> _What this task involves_: Report every line of the data where the string "screenshot" appears.

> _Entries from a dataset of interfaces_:

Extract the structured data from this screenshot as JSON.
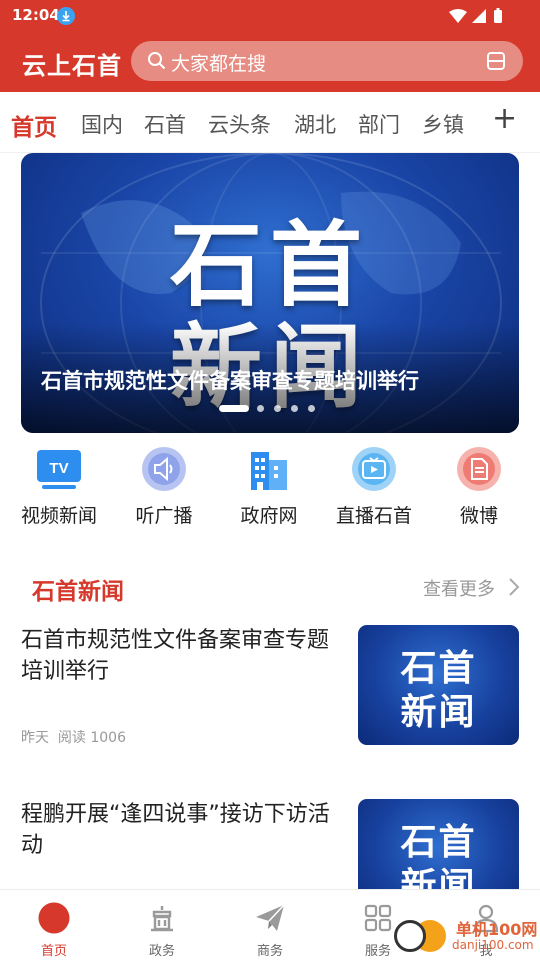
{
  "status_bar": {
    "time": "12:04"
  },
  "header": {
    "app_title": "云上石首",
    "search_placeholder": "大家都在搜",
    "brand_color": "#d6392b"
  },
  "tabs": [
    {
      "label": "首页",
      "active": true
    },
    {
      "label": "国内"
    },
    {
      "label": "石首"
    },
    {
      "label": "云头条"
    },
    {
      "label": "湖北"
    },
    {
      "label": "部门"
    },
    {
      "label": "乡镇"
    }
  ],
  "tab_add_label": "+",
  "banner": {
    "image_text_line1": "石首",
    "image_text_line2": "新闻",
    "caption": "石首市规范性文件备案审查专题培训举行",
    "slide_count": 5,
    "active_slide": 1
  },
  "quick_entries": [
    {
      "label": "视频新闻",
      "icon": "tv-icon"
    },
    {
      "label": "听广播",
      "icon": "broadcast-icon"
    },
    {
      "label": "政府网",
      "icon": "building-icon"
    },
    {
      "label": "直播石首",
      "icon": "live-video-icon"
    },
    {
      "label": "微博",
      "icon": "document-icon"
    }
  ],
  "section": {
    "title": "石首新闻",
    "more_label": "查看更多"
  },
  "news": [
    {
      "title": "石首市规范性文件备案审查专题培训举行",
      "time": "昨天",
      "reads": "阅读 1006",
      "thumb_line1": "石首",
      "thumb_line2": "新闻"
    },
    {
      "title": "程鹏开展“逢四说事”接访下访活动",
      "thumb_line1": "石首",
      "thumb_line2": "新闻"
    }
  ],
  "bottom_nav": [
    {
      "label": "首页",
      "icon": "home-dot-icon",
      "active": true
    },
    {
      "label": "政务",
      "icon": "government-icon"
    },
    {
      "label": "商务",
      "icon": "paper-plane-icon"
    },
    {
      "label": "服务",
      "icon": "grid-icon"
    },
    {
      "label": "我",
      "icon": "user-icon"
    }
  ],
  "watermark": {
    "text": "单机100网",
    "url": "danji100.com"
  }
}
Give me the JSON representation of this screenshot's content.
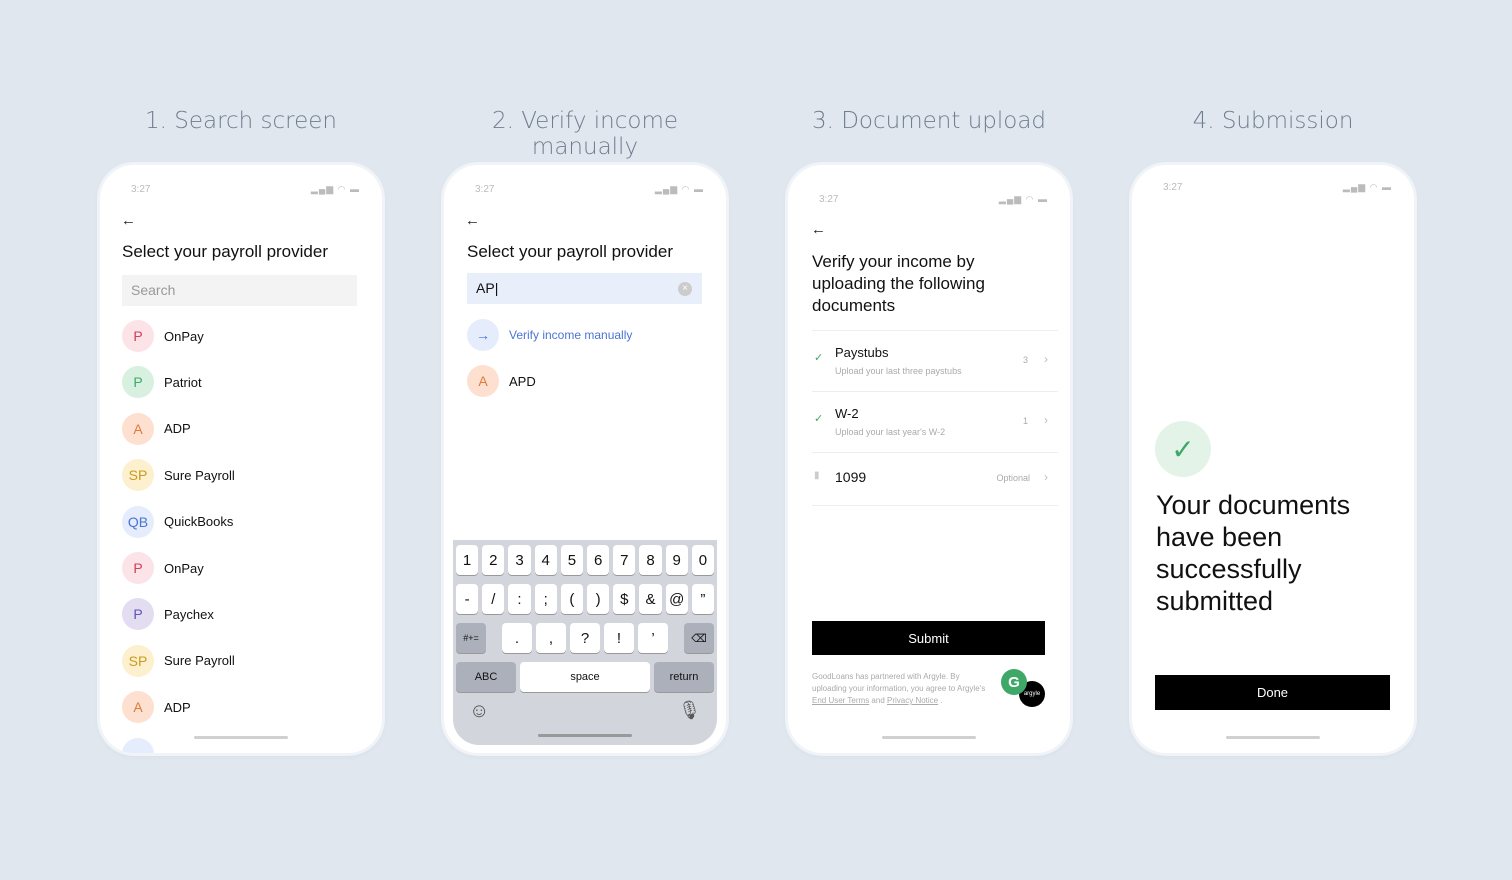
{
  "steps": [
    "1. Search screen",
    "2. Verify income manually",
    "3. Document upload",
    "4. Submission"
  ],
  "status": {
    "time": "3:27",
    "icons": "signal-wifi-battery"
  },
  "screen1": {
    "title": "Select your payroll provider",
    "search_placeholder": "Search",
    "providers": [
      {
        "initials": "P",
        "name": "OnPay",
        "bg": "#fbe3e7",
        "fg": "#d2405a"
      },
      {
        "initials": "P",
        "name": "Patriot",
        "bg": "#d8f0df",
        "fg": "#3fa869"
      },
      {
        "initials": "A",
        "name": "ADP",
        "bg": "#fde0d0",
        "fg": "#e07a3d"
      },
      {
        "initials": "SP",
        "name": "Sure Payroll",
        "bg": "#fdf0cf",
        "fg": "#c99a1e"
      },
      {
        "initials": "QB",
        "name": "QuickBooks",
        "bg": "#e5ecfb",
        "fg": "#4a74d6"
      },
      {
        "initials": "P",
        "name": "OnPay",
        "bg": "#fbe3e7",
        "fg": "#d2405a"
      },
      {
        "initials": "P",
        "name": "Paychex",
        "bg": "#e3ddf2",
        "fg": "#6a50b8"
      },
      {
        "initials": "SP",
        "name": "Sure Payroll",
        "bg": "#fdf0cf",
        "fg": "#c99a1e"
      },
      {
        "initials": "A",
        "name": "ADP",
        "bg": "#fde0d0",
        "fg": "#e07a3d"
      }
    ]
  },
  "screen2": {
    "title": "Select your payroll provider",
    "search_value": "AP",
    "verify_label": "Verify income manually",
    "result": {
      "initials": "A",
      "name": "APD"
    },
    "keyboard": {
      "row1": [
        "1",
        "2",
        "3",
        "4",
        "5",
        "6",
        "7",
        "8",
        "9",
        "0"
      ],
      "row2": [
        "-",
        "/",
        ":",
        ";",
        "(",
        ")",
        "$",
        "&",
        "@",
        "”"
      ],
      "row3": [
        ".",
        ",",
        "?",
        "!",
        "’"
      ],
      "symbols": "#+=",
      "abc": "ABC",
      "space": "space",
      "return": "return"
    }
  },
  "screen3": {
    "title": "Verify your income by uploading the following documents",
    "documents": [
      {
        "name": "Paystubs",
        "desc": "Upload your last three paystubs",
        "count": "3",
        "done": true
      },
      {
        "name": "W-2",
        "desc": "Upload your last year's W-2",
        "count": "1",
        "done": true
      },
      {
        "name": "1099",
        "desc": "",
        "count": "Optional",
        "done": false
      }
    ],
    "submit": "Submit",
    "footer": {
      "text": "GoodLoans has partnered with Argyle. By uploading your information, you agree to Argyle's ",
      "terms": "End User Terms",
      "and": " and ",
      "privacy": "Privacy Notice",
      "end": " .",
      "logo_g": "G",
      "logo_argyle": "argyle"
    }
  },
  "screen4": {
    "message": "Your documents have been successfully submitted",
    "done": "Done",
    "accent": "#3fa869"
  }
}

> _Answer box_:
Extract the structured data from this screenshot as JSON.
Give me the JSON representation of this screenshot's content.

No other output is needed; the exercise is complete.